|Name||James P. "Jim" Moran, Jr.|
|Address||311 North Washington St |
Alexandria, Virginia , United States
|| April 16, 1945
Feb 05, 2013 07:45pm
Caucasian - Married - Catholic - Christian - Straight -
|Info||Congressman Jim Moran was elected to his seventh term in the U.S. House of Representatives in November 2002. He is a member of the Appropriations Committee, where he serves on the Defense Subcommittee, the Interior Subcommittee, and as ranking Democrat on the Legislative Branch Subcommittee. He also is the second ranking Democrat on the House Budget Committee. |
Representative Moran is 57 years old. He graduated from the University of Pittsburgh's Graduate School of Public and International Affairs with a master's degree in Public Administration in 1970 after receiving a B.A. in economics from the College of the Holy Cross in 1967. His political career began in 1979 with his election to the City Council in Alexandria, VA., a city of nearly 120,000 residents. Mr. Moran served as Vice Mayor of Alexandria from 1982 to 1984, and was elected Mayor in 1985.
In 1990, he was elected to the U.S. House of Representatives to represent the Eighth District of Virginia. Throughout his career, he has demonstrated vigorous leadership in support of federal employees, women's issues, high technology, fair and open trade, and fiscal discipline.

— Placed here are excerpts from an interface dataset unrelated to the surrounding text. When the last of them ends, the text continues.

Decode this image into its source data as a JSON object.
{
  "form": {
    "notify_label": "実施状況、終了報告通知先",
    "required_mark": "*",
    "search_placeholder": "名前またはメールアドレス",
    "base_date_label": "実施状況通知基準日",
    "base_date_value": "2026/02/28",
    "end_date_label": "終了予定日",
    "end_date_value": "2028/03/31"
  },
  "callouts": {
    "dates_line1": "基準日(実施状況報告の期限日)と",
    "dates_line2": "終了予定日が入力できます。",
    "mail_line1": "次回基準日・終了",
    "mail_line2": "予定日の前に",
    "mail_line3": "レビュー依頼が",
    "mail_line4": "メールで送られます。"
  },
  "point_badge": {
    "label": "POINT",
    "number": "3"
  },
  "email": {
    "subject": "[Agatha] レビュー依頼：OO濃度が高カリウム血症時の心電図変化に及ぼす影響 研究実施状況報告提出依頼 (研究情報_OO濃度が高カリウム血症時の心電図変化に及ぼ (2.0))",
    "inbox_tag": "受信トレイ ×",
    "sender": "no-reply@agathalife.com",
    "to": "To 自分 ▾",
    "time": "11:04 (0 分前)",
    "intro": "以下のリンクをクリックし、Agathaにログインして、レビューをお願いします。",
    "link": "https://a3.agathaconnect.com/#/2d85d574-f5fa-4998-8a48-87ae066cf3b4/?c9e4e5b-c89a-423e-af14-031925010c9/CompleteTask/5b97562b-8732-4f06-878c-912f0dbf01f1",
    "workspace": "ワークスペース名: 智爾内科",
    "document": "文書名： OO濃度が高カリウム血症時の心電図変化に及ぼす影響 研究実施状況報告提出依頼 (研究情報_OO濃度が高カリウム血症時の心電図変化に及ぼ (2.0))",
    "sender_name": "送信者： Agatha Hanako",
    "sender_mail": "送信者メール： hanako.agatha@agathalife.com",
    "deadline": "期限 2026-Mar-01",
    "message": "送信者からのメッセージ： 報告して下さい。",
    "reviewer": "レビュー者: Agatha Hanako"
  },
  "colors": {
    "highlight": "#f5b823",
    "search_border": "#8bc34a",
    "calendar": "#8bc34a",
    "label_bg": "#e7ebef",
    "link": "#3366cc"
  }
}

He is the author of legislation to provide military retirees with greater access to health care. He is well known for his efforts to protect federal employee and military retiree benefits and our public health care system.
Congressman Moran is a founding member of the New Democrat Coalition, a group of more than 75 centrist House Democrats committed to fiscal responsibility, improvements to education, and maintaining America's economic competitiveness.
Congressman Moran was named as one of two "High Technology Legislators of the Year," by the Information Technology Industry Council. Later in 2000, Mr. Moran was named to the "Legislative Hall of Fame" by the American Electronics Association for his work on technology issues.
In the 107th Congress, Mr. Moran was the chief sponsor of several bills and resolutions, including proposals to correct inequities for retired federal workers with part time service; provide transit benefits to legislative branch workers; and establish tax incentives for work-force training.